First I needed to power-wash the wall and prime it. Not very exciting but necessary if you want your end result to rock the suburbs, which of course I did. Next came sketching the design onto the wall. It’s cement block, which can be hard to paint on as it is filled with lots of little holes. But the upside was that the vertical and horizontal lines in the wall gave me a grid to use when I was painting the outlines of the mural. I designed the mural using a ¼” scale and when it came to drawing my shapes onto the wall the cement blocks were helpful in measuring how big things should be.


Once my lines and shapes were sketched in I started to roll paint. Since this mural had a growing theme, I chose bright colors for the fruits, vegetables and other elements. I LOVE bright colors, so this was really up my alley. The greens of our growing plants pop against the bright oranges and yellows in the mural. I think the real plants and the painted plants and fruits look even better together than they would separately.






Oh, there were times when I realized that painting in August may have been a little optimistic. I know there are much hotter places than this, but mid-80s is plenty hot to me. As I sweated in the sun, brush in hand, I wondered if I was suffering from heat stroke when I decided to start in the summer! There were moments when I wondered if this was an endless wall. It was 150 feet long, which might as well be endless when you’re painting at noon. Eventually I tried painting from four until eight pm, when it was merely warm, not scorching.

One night earlier this week I finished the mural. It was just before 8 o’clock, when a sunset of bright pink clouds hovered above the wall I’d stared at for several weeks. The last brushstroke was made, this artist heaved a sigh, and headed home.

Of course, I returned the next morning, just to see how it looked in daylight, and truth be told, I did another five minutes of shading. And then it was finished. Really. Although I’m glad that it is finished, I’m also glad that I created this mural. I’m grateful for the volunteers who helped paint and to Hubby for tending the flock while I painted. It feels good to have created some art for everyone to enjoy. I love my community and I like the idea of brightening this world, one wall at a time.

 

Wednesday, August 15, 2012

1200cc of TLC needed, STAT!


The good news is that I’ve finished the garden mural I’ve been painting for three weeks.



The bad news is that my own home garden is now in need of major triage. Oops.



But this happens to everyone, right? Your intense focus on one project takes time and attention away from the other parts of your life, which can be on the back burner for a while. But not forever.



My poor home garden needs help. The front plants are starved for water while (ironically) the weeds have managed to flourish, the dried leaves are accumulating and the dandelions have formed such a large group they’re threatening to unionize.



The back yard is hanging in there because that’s where I spend more time.

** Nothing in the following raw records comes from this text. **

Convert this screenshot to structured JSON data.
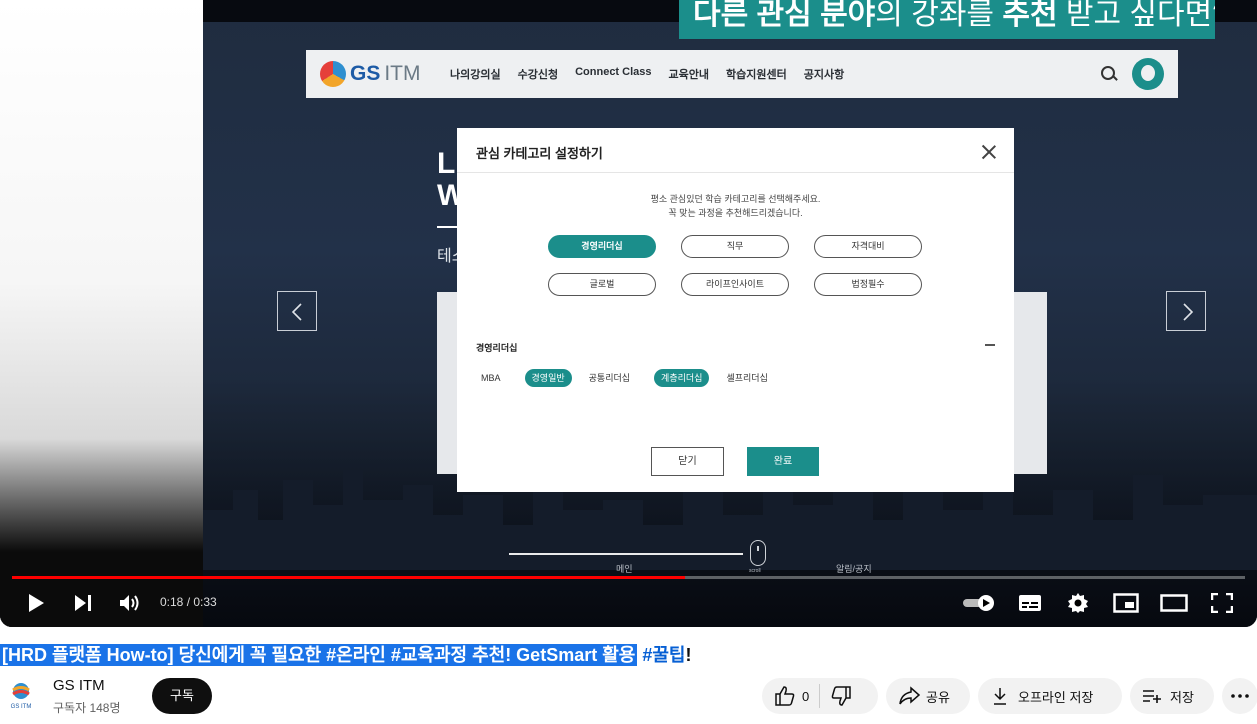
{
  "video": {
    "banner": {
      "pre": "다른 관심 분야",
      "mid": "의 강좌를 ",
      "bold": "추천",
      "post": " 받고 싶다면?"
    },
    "site": {
      "logo_gs": "GS",
      "logo_itm": "ITM",
      "nav": [
        "나의강의실",
        "수강신청",
        "Connect Class",
        "교육안내",
        "학습지원센터",
        "공지사항"
      ],
      "hero_title": "LI\nW",
      "hero_sub": "테스"
    },
    "dialog": {
      "title": "관심 카테고리 설정하기",
      "desc_line1": "평소 관심있던 학습 카테고리를 선택해주세요.",
      "desc_line2": "꼭 맞는 과정을 추천해드리겠습니다.",
      "categories": [
        {
          "label": "경영리더십",
          "selected": true
        },
        {
          "label": "직무",
          "selected": false
        },
        {
          "label": "자격대비",
          "selected": false
        },
        {
          "label": "글로벌",
          "selected": false
        },
        {
          "label": "라이프인사이트",
          "selected": false
        },
        {
          "label": "법정필수",
          "selected": false
        }
      ],
      "subsection_title": "경영리더십",
      "subcategories": [
        {
          "label": "MBA",
          "selected": false
        },
        {
          "label": "경영일반",
          "selected": true
        },
        {
          "label": "공통리더십",
          "selected": false
        },
        {
          "label": "계층리더십",
          "selected": true
        },
        {
          "label": "셀프리더십",
          "selected": false
        }
      ],
      "close_label": "닫기",
      "done_label": "완료"
    },
    "bottom_labels": {
      "main": "메인",
      "scroll": "scroll",
      "notice": "알림/공지"
    }
  },
  "player": {
    "current_time": "0:18",
    "duration": "0:33",
    "progress_fraction": 0.5455,
    "accent_color": "#ff0000"
  },
  "title": {
    "selected_text": "[HRD 플랫폼 How-to] 당신에게 꼭 필요한 #온라인 #교육과정 추천! GetSmart 활용",
    "hashtag": "#꿀팁",
    "suffix": "!"
  },
  "channel": {
    "name": "GS ITM",
    "subscribers": "구독자 148명",
    "subscribe_label": "구독",
    "logo_text": "GS ITM"
  },
  "actions": {
    "like_count": "0",
    "share_label": "공유",
    "download_label": "오프라인 저장",
    "save_label": "저장"
  }
}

But still…



I’ll save the update on my mural and the community garden for another day. Today I’m focusing on the plants in my own garden that are doing well. I love discovering that something has bloomed since yesterday. The cana flowers I planted years ago (and forgot) are blooming. My first sunflower opened up. Dahlias from last summer are about to open as well. The veggie seeds I planted ages ago are growing like tiny green sculptures, mixed in with seeds I planted recently. I’m not even sure what’s in there, but it’s exciting! My lemon tree has more lemons on it than ever before and my purple heart is growing like a teen-aged boy. The green onions no longer look like green china threads ready to break. They’re sturdier and someday we’ll be able to pick and eat them.


I’m not the first person on earth to have grown things from seed, no. But this summer is the first time I’ve had success with growing things from seed. In past years I’ve either under- or over-watered so it’s exciting to have some results this year.





Where flowers bloom so does hope. --Lady Bird Johnson